However, the authors’ system generated many ‘false positive’ predictions — predictions of injury that did not occur. For each accurate prediction, there were two false positives. Most of these occurred in people who had chronic kidney disease, which would make superimposed acute kidney injury more difficult to predict.
A limitation of the authors’ work is that it is a retrospective study. There are examples of the use of artificial intelligence in retrospective studies of medical data in which the model’s accuracy declined when it was tested prospectively5. Such declines probably occur because dealing with data in a real-world clinical environment is more complicated than dealing with a ‘cleaned’, pre-existing data resource.
Prospective studies are essential for determining the true clinical value of a predictive system. Moreover, successful prediction is not the only factor that should be assessed. One way to determine whether these predictive warnings result in a reduction in acute kidney injury would be to carry out a clinical trial using a randomized design, in which only half of the predictions of impending injury are relayed to doctors. The authors’ model should also be tested to determine how well it works in other groups of patients. Moreover, less than 7% of Tomašev and colleagues’ study group were women. Whether the model’s ability to predict acute kidney injury differs depending on gender thus needs further investigation.
Although the authors’ system included a variety of data types, other data sources might also be valuable for inclusion. For example, it is possible that written notes in medical records, or continuous monitoring of vital signs, such as heart rate, from wearable sensors, might provide relevant information.
For patients who are not in an intensive-care unit, the standard monitoring approach is to take their vital signs once daily. However, all too often, the daily doctors’ rounds can reveal a patient who has suddenly become critically ill. Tomašev and colleagues’ study shows the benefit of being able to anticipate serious organ damage well before it occurs. Most predictive studies using artificial intelligence in a clinical context have previously focused on patient outcomes such as deaths, readmissions or the time spent in hospital6. The work by Tomašev et al. stands out by providing a prediction that might enable effective clinical intervention.
The use of deep learning has considerable promise as a way of alerting doctors to concerns about any organ. Its implementation will probably require a change in the medical mindset.
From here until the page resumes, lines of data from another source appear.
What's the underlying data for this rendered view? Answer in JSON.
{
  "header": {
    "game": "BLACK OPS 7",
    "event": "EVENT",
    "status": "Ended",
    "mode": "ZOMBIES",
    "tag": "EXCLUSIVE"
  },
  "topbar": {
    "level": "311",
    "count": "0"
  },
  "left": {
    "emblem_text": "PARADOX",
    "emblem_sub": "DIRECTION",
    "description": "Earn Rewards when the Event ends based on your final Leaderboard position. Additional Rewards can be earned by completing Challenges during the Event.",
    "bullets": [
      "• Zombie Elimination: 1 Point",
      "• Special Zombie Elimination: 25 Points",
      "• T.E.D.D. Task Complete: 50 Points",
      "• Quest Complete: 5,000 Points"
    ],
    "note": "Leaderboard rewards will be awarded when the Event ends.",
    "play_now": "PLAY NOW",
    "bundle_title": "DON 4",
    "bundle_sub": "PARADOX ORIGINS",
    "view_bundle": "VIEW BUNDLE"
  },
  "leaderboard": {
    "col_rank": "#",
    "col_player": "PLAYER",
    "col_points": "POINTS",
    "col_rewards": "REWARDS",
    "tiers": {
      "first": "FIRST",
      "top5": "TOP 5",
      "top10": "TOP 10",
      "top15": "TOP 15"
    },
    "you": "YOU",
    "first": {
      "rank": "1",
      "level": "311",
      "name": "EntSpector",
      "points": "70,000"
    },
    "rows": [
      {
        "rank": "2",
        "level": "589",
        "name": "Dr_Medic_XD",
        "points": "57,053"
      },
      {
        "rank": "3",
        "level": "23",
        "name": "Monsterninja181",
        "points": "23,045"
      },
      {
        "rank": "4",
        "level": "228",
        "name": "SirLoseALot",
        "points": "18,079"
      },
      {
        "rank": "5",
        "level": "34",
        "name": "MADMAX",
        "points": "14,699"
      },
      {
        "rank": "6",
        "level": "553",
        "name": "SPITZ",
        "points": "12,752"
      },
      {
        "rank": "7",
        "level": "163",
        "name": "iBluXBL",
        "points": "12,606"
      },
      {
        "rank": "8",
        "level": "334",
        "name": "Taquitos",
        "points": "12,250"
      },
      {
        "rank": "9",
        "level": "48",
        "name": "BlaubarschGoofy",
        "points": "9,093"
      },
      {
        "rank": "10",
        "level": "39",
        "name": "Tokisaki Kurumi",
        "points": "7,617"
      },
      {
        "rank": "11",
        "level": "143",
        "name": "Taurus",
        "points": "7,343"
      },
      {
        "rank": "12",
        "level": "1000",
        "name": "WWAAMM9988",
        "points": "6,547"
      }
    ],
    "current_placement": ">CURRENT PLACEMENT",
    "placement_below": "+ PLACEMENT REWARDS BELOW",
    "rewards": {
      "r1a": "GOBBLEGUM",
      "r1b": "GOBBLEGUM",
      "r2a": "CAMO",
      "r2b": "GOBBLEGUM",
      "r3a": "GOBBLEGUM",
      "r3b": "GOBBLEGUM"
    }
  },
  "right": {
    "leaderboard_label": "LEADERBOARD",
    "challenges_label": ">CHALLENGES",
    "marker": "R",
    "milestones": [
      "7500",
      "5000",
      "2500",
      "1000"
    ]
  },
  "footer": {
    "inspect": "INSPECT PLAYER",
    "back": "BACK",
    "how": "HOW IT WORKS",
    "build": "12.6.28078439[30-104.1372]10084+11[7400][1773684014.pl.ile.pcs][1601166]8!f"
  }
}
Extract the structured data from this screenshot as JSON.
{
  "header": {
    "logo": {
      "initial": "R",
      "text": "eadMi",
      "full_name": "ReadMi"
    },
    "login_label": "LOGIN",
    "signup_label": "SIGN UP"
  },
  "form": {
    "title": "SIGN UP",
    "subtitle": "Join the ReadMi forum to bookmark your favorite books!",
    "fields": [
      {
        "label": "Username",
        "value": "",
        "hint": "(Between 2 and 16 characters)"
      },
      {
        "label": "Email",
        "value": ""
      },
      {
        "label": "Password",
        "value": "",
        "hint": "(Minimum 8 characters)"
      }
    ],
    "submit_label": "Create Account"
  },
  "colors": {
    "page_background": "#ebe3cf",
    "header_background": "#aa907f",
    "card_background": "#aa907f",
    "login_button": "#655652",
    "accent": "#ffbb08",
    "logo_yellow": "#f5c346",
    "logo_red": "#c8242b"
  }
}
But moving from infrequent, one-off tests to relying more on systems that allow continuous assessment might provide a better way of predicting what lies ahead for a patient.
Nature 572, 36-37 (2019)
Competing Financial Interests
E.J.T. is a member of the Verily Advisory Board.